Chippendale, Thomas


Baptized June 5, 1718, in Otley, Yorkshire; buried Nov. 13, 1779, in London. English cabinetmaker.

Chippendale settled in London around 1738, where in time he established the unique Chippendale style. Chippendale’s furniture designs, which favored the use of mahogany, combined utility of form, comfort, and clarity of structure with delicate lines and intricate patterns. The designs combined motifs of Chinese art, the Gothic, and the rococo. In the 18th century, furniture in the Chippendale style was known throughout Europe, including Russia. In 1754, Chippendale published his album of furniture designs, The Gentleman and Cabinet Maker’s Director.

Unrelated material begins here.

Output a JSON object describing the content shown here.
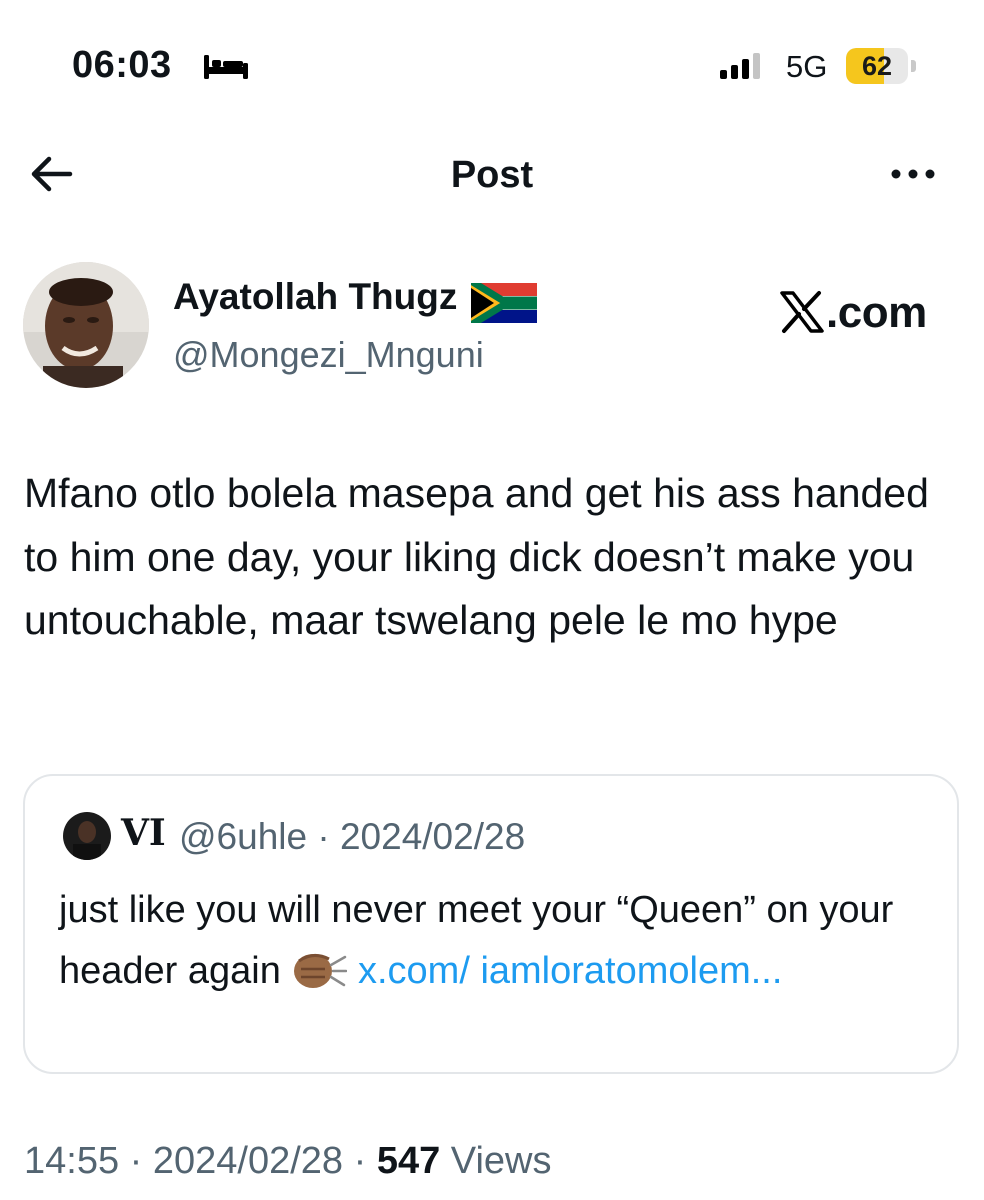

Lowe, J. Möbel von Thomas Chippendale. Darmstadt, 1955.
The Great Soviet Encyclopedia, 3rd Edition (1970-1979). © 2010 The Gale Group, Inc. All rights reserved.
References in periodicals archive ?
In truth, a tour around the perfectly preserved time capsule will be the closest most of us will ever get to true Chippendale furniture.
THE Hon Alfred Lyttleton learnt to play cricket in the long corridors of Hagley Hall until damage to the Chippendale furniture meant he was banished outside.
Lucy looks into how the sofa has changed people's behaviour over the years, as well as looking into how Chippendale furniture became a household name.
The 18th century mansion boasts one of the world's best collections of Chippendale furniture and there is a cool adventure playground for the kids.
Home to one of the largest and most diverse collections of Chippendale furniture in the world, Nostell Priory takes its name from the 12th Century Augustinian Priory, dedicated to St Oswald.
Interviewed at Dumfries House, Ayrshire, for tonight's Antiques Roadshow, he says he was so appalled that the Scottish mansion and its contents - including valuable Thomas Chippendale furniture - were being sold off separately that he put together a consortium to keep it all together with a pounds 20million bid.
The house boasts a finest collection of Chippendale furniture in Scotland and a Regency furniture too.
The house, designed by the Adam brothers, and built in 1754-59, is of outstanding significance for the survival of so much of its original furnishings, including the largest group of Chippendale furniture in private hands, supplied to the house in 1759-66, and substantial, slightly earlier groups by two leading Scottish cabinetmakers, William Mathie and Alexander Peter.
One of the prince's favourite portraits of his grandmother, by Graham Sutherland, hangs in the tasteful Morning Room decorated in light blue with Chippendale furniture. Plasterwork on the ceiling shows the Queen Mother's crown.
Mrs Kneller continued to build the collection - which includes paintings by Edgar Hunt, Chippendale furniture and massive numbers of Staffordshire and Worcestershire ceramics - until she lost her passion for art when her husband died.
"Antiques shows aren't just about Chippendale furniture any more," says 34-year-old Fiona.
A Palladian Mansion set in 340 acres of parkland five miles south of Wakefield, Nostell Priory is renowned for it's world class collection of Chippendale furniture, architecture by Robert Adam and James Paine as well as excellent collections of books and paintings.